Speaking of the resurrection, Jesus said, “I am the resurrection, and the life: he that believes in me, though he were dead, yet shall he live: And whosoever lives and believes in me shall never die.” And then he said, “Do you believe this?”
This is the time of the year where there is somewhat of a unified effort among most Christians to talk about, remember, celebrate and observe Jesus’ death, burial and resurrection. It’s like the other time in the year where everyone wants to remember the “reason for the season” and celebrate peace on earth.
I don’t have a problem with these times as much as I have a problem with how we interpret the meanings. Our beliefs should be the center of what we shape our way of life from.
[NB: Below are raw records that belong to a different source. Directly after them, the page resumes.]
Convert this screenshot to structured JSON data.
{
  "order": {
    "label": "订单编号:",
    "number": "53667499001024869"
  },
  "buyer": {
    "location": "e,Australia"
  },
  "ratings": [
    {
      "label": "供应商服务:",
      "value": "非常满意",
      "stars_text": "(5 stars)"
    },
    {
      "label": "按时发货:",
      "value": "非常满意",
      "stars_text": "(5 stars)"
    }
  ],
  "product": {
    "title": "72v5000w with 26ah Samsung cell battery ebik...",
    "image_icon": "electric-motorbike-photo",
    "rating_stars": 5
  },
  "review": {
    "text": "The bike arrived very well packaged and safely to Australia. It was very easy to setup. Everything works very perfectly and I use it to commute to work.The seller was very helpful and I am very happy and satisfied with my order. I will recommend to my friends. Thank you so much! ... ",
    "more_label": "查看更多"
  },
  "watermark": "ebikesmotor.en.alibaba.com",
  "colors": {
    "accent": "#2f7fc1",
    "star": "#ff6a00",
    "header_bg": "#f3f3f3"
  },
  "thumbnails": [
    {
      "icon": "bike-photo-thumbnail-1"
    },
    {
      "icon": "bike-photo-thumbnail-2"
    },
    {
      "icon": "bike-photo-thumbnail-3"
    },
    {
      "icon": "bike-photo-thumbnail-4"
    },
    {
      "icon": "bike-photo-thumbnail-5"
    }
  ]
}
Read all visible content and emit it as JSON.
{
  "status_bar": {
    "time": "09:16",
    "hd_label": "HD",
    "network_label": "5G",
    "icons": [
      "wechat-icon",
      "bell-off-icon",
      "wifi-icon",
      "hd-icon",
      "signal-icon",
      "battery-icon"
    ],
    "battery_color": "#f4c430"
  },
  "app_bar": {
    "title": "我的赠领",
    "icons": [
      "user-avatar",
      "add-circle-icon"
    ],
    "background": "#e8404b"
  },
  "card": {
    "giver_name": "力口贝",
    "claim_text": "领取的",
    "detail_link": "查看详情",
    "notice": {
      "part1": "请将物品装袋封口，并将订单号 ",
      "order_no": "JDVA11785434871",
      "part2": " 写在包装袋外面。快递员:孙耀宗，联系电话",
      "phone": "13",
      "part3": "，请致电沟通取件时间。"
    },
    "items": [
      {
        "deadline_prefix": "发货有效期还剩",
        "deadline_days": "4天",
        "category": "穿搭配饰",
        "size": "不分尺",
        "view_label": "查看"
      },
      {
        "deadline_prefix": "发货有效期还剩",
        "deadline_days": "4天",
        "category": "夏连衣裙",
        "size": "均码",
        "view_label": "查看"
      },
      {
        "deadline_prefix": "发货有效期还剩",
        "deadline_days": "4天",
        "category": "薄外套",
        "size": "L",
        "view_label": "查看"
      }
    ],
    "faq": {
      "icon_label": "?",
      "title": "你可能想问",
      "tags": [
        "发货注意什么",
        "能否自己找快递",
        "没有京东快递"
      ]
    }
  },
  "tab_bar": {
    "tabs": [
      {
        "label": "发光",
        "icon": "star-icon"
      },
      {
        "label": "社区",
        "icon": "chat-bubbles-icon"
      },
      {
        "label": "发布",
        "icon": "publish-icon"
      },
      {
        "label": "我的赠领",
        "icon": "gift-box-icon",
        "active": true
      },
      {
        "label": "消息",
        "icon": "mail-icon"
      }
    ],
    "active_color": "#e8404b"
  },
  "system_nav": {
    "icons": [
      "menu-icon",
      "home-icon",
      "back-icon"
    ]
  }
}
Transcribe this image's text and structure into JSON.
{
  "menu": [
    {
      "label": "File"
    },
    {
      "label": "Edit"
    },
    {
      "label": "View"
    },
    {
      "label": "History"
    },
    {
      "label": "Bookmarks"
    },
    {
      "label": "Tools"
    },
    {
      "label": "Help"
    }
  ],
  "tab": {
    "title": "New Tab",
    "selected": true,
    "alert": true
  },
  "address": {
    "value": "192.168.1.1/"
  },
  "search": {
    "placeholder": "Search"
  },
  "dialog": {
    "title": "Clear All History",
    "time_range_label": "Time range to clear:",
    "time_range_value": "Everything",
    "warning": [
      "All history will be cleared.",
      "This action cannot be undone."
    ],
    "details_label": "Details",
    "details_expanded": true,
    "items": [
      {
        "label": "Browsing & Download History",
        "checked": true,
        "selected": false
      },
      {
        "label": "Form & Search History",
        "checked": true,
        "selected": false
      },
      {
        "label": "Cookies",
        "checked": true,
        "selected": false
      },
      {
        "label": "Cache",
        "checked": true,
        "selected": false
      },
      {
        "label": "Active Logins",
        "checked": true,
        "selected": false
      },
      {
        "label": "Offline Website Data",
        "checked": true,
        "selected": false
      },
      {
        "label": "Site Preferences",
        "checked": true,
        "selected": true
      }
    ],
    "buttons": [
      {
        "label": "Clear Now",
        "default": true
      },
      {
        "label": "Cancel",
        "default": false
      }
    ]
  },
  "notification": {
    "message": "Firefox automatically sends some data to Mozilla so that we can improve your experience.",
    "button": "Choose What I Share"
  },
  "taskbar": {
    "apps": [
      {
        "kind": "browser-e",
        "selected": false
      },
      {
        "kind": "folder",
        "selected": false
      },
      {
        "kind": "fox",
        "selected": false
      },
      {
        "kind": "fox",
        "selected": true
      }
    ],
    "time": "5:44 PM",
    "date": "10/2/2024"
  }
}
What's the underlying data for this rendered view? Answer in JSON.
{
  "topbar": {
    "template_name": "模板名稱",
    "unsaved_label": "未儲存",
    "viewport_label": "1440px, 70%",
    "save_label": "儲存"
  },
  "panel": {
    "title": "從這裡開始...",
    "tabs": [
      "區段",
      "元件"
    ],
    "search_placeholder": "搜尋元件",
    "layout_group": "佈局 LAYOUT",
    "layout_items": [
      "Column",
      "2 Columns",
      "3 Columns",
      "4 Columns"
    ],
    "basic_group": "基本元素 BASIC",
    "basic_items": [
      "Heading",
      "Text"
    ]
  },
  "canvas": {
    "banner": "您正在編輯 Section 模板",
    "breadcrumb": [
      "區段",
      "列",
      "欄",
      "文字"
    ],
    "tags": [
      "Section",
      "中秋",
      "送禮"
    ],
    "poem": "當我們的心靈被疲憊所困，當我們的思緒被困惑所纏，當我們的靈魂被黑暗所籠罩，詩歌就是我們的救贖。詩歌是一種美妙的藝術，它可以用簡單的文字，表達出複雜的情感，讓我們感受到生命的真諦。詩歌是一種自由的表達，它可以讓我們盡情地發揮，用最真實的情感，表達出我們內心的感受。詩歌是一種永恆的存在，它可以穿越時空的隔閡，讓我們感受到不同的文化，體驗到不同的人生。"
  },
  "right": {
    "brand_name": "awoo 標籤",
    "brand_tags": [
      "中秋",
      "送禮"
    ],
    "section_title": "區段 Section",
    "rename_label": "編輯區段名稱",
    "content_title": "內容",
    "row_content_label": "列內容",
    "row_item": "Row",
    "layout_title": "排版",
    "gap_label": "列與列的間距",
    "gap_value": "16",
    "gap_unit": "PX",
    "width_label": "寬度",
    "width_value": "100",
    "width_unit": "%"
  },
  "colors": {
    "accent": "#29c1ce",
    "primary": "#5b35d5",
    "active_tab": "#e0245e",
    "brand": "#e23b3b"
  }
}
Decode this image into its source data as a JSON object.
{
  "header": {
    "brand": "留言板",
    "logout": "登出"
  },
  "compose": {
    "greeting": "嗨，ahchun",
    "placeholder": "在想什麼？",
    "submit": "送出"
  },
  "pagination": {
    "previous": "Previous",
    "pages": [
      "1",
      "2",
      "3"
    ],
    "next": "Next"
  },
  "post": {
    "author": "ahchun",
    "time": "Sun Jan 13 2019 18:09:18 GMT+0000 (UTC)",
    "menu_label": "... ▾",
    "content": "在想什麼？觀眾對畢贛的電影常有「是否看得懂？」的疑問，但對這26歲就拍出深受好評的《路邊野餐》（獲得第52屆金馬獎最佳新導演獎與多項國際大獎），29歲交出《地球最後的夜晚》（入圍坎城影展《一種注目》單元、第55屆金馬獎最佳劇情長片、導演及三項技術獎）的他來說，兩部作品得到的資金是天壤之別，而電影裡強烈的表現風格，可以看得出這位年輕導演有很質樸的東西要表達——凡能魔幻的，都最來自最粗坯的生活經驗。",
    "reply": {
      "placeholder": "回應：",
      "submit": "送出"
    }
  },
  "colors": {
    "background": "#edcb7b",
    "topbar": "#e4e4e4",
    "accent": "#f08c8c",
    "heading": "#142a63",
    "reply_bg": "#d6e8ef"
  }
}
If we believe something then our lives should be consistent in that which we believe.
For example, if things like compassion, integrity and excellence are things that I truly believe in, then the people that interact with me should experience these characteristics in me. I should not look down on anyone if I have compassion. I should not make it a habit to lie and cheat if I’m a man of integrity and my employer should not have to speak with me regarding my commitment if I seek excellence.
I’m afraid that too many people celebrate Jesus as a seasonal holiday and have not made the commitment to him for life.
Jesus ends the 26th verse of the 11th chapter in the Gospel according to John by asking the question concerning belief. He simply uses these four words that deserve a response. “Do you believe this?” If he were saying this today it would sound more like “If you believe this, then why …?”
If we truly have been crucified with Christ and now as a result we are living by faith, our works should show what we believe. Faith without works is still dead.